I'm a regular observer of this forum and a very infrequent poster...
Anyway, I was recently doing a chainsaw course in a sitka spruce plantation in north wales (UK) and in the week I was there, I didn't see a single bird/insect/mammal. I noticed maybe 2 species of fungus, on the ground there was nothing but moss with the occasional bit of grass or sedge thingy in the water logged paths made for the machinery. A few times I dug through the soil and mulch layers looking for something alive in there and saw nothing wriggling at all. Ok, nothing particularly surprising about that really - its a mono-culture after all. It just got me thinking about what I would do if I suddenly acquired a hundred acres of plantation like that. Soil all acidified and devoid of life. Where the hell would you start?
In a case like that, I think one would need to start with a chain saw. Get some clearings made to create lots of edge, and invite some "weeds" in to start the transformation process. Deal with drainage and get the hydrology functioning better. There would be plenty of material for hugelbeds. Figure out where zone 1 is and work out from there. It would be quite a project, virtually a blank slate. With a little help it could bounce back quickly; creating a proper environment unleashes all kinds of powerful natural restorative forces.
"I must Create a System, or be enslaved by another Man's"--William Blake

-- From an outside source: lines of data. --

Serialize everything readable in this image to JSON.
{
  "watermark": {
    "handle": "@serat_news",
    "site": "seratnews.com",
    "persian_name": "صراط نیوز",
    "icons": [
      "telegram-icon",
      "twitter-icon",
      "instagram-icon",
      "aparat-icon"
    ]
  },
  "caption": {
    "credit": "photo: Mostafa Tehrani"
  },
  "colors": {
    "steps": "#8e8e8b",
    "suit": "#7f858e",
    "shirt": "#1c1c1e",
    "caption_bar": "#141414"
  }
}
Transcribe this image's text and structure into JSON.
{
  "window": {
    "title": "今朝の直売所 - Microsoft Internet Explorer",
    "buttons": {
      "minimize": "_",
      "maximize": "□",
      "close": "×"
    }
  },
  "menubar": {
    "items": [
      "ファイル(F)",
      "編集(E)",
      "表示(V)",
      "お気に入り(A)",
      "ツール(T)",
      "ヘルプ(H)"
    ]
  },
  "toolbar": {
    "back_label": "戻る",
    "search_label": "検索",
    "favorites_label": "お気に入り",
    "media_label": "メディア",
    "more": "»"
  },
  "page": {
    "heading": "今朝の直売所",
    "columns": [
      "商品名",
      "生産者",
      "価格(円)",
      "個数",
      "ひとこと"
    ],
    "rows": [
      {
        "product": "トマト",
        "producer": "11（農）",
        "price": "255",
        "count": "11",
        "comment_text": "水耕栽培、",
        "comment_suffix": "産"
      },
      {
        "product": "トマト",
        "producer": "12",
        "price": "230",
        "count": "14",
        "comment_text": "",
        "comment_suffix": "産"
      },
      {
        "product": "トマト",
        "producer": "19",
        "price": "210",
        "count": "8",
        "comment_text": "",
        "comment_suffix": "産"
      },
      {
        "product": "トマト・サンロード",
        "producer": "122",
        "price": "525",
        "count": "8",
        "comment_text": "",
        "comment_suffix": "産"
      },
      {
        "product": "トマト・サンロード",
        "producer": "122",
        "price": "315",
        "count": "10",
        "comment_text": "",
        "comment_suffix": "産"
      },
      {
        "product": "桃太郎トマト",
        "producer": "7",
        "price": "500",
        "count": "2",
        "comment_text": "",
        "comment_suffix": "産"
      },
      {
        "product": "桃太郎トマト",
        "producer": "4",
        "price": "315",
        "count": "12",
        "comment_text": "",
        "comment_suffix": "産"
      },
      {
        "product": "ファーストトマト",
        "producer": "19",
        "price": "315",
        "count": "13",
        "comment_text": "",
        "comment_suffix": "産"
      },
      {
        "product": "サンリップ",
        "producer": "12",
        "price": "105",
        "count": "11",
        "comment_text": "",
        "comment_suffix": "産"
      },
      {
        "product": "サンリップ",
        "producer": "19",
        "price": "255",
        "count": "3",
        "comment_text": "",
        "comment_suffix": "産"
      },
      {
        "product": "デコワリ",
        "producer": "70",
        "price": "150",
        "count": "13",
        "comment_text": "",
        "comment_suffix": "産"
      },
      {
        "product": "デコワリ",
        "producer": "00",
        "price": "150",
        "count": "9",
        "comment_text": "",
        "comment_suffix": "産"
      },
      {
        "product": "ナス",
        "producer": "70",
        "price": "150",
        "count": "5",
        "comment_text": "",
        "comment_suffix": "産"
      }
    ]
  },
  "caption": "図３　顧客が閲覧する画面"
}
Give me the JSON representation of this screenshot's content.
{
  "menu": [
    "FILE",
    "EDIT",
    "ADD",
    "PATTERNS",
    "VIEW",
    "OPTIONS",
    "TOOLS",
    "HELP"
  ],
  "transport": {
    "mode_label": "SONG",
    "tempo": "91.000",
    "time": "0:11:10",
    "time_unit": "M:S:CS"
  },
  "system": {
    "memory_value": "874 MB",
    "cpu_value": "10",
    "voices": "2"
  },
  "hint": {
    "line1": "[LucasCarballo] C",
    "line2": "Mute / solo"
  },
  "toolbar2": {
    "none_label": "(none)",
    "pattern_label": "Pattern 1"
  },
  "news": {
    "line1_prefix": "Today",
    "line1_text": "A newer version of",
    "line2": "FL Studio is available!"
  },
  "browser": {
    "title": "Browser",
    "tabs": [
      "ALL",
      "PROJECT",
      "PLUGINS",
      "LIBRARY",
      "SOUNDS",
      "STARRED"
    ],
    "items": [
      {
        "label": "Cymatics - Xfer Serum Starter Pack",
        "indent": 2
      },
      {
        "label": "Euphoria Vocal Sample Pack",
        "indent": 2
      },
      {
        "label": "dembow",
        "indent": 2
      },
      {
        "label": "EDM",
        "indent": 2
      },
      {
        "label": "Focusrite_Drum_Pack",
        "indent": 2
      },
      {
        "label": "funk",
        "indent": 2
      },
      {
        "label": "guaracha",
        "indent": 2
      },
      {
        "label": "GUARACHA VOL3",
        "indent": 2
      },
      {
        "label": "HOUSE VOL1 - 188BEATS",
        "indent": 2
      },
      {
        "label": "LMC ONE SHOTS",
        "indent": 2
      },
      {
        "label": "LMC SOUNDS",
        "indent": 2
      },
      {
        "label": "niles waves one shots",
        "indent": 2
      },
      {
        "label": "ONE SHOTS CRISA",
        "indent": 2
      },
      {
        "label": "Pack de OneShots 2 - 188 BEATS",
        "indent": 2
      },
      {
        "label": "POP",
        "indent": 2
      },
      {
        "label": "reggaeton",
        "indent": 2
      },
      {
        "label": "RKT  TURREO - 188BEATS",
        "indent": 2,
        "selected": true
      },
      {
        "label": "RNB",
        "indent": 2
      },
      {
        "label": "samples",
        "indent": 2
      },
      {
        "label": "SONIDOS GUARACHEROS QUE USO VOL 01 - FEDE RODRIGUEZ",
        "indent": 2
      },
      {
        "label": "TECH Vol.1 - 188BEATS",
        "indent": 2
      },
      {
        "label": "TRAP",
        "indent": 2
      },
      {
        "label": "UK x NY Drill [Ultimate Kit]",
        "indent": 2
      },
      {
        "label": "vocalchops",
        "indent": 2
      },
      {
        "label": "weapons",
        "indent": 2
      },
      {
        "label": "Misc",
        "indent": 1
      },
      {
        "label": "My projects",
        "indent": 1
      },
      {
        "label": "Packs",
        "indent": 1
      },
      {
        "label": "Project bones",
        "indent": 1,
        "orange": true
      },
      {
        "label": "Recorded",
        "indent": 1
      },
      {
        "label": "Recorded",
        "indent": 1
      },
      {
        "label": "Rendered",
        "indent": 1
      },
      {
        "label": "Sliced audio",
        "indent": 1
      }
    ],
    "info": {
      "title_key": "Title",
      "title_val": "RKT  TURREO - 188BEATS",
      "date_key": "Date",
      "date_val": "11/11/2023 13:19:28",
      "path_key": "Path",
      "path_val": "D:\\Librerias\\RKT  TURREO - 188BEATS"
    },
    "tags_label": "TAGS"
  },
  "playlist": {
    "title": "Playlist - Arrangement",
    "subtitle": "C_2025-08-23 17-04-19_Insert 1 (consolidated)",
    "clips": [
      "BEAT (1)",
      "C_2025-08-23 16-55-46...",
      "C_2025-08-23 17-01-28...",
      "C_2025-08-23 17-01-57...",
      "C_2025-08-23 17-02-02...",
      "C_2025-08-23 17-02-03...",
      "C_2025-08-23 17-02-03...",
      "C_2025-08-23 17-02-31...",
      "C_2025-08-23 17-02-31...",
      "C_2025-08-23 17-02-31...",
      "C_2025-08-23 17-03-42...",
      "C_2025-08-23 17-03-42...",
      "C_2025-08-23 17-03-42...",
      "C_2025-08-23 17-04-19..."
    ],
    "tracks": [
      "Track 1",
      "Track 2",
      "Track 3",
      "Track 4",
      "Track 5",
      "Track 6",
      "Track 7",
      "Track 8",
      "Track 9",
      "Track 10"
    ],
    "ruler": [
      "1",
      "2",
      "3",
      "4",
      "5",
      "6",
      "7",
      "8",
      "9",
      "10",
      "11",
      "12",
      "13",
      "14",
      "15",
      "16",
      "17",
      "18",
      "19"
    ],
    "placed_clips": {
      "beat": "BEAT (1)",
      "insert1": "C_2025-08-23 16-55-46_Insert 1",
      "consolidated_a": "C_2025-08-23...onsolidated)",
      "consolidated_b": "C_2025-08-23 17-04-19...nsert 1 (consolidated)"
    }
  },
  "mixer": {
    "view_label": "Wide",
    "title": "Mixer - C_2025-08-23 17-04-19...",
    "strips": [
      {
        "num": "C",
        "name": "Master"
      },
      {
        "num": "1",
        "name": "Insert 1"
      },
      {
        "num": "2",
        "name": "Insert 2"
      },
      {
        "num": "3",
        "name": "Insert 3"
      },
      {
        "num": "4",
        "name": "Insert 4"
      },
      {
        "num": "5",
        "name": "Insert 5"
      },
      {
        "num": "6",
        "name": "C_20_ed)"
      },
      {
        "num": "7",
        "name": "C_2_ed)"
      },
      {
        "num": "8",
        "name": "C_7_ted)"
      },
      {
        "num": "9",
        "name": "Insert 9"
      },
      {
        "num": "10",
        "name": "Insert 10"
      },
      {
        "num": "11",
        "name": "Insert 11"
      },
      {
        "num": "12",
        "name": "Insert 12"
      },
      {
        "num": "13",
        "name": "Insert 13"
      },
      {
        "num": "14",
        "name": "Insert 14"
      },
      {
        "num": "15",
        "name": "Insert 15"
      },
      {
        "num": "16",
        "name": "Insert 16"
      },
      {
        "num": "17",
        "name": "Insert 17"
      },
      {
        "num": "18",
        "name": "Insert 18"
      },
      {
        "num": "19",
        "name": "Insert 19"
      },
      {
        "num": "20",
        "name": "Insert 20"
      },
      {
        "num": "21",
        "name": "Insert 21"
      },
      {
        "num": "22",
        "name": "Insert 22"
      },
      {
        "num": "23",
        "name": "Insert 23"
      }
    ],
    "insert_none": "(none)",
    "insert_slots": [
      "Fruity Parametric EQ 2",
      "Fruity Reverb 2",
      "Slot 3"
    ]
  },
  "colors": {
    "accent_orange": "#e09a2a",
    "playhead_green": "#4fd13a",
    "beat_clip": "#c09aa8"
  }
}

What Victor said. Disturbance is your friend, particularly in this situation. Most conifer forests grow incredibly dense as they mature, blocking out so much light from the forest floor that eventually it becomes a biological wasteland. That's not even a monoculture thing, that's just a conifer thing in general. With hardwoods this isn't usually such a problem because most of the stuff that can live under hardwoods has adapted to do most of its annual photosynthesis in the early spring before the trees put their leaves out for the year - and then pretty much goes into hibernation mode for the rest of the year with anything it gets during the summer just being a bonus. Creating openings in conifer canopy brings in light to allow shrubs and herbaceous plants to return. So get that chainsaw busy. The openings don't need to be super huge, but if they're so small that the shadows of the southern trees touch the base of the northern trees you're probably just fooling yourself. You need direct sunlight touching the ground. You could also just thin the entire area, but be wary of overthinning. Spruce and fir have very shallow root systems that interlock with the trees around them for support. This makes them prone to wind throw if you space them out too much. My guess is that if you bought such a property they would probably already be thinned as wide as you would want to go. (about 3 meters)
Afterward, wait about a year before you plant any "natives" until you see what comes back on its own. Seeds can remain viable for a surprisingly long time in the soil just waiting for the sunlight to come back, and you may find all you need to plant are your desired edible/exitics. Speaking of which, decomposing conifer needles tend to make the soil more acidic so blueberries and other acidic soil lovers should thrive in the recently cleared areas. You might also consider replanting a couple of the openings with native forest seedlings. Once these native forest patches reach breeding age, encourage them to spread by cutting your firewood, lumber, and such from the surrounding spruce monoculture and being picky about which "volunteer" seedlings you allow to live in the resulting openings. Be aware that some species have higher light requirements to germinate than others, so if your desired species is sun-loving you may have to make larger openings. If you desire a mix of species with different light requirements, manage for the sun-lovers first and then let the shade tolerant ones come up underneath them. If you try it the other way you'll never get any sun-lovers.
Bringing sunlight back to the forest floor will bring back the terrestrial critters. I'm guessing since you didn't see many birds you probably also didn't see many snags (standing dead trees)? Snags attract insects, which in turn attract birds. You don't need too many - 6 to 8 per hectare would do. If you can't find that many occurring naturally you can give nature a little nudge. Take your hatchet/axe/drawknife out into the woods and girdle the most deformed, diseased, or outcompeted trees you can find. Let the bugs feast on them for a couple of years (and get feasted on by the birds), then cut them down and use for pre-dried firewood! Always use your "worst" (from a timber management perspective) trees. This improves the genetics of your remaining population, and saves your better timber trees for those uses.
Assuming they were placed properly, use the existing skid trails when possible to avoid soil compaction when you do any land clearing. As much as 98% of the compaction caused by skidding is done by the first two passes so REALLY try to stay on the beaten path. Try to stack functions so that access roads and hiking trails are incorporated into the skid trail system.
Today I will do what others won't, so tomorrow I can do what others can't.
Common Weeds And Wild Edibles Of The World (HD video)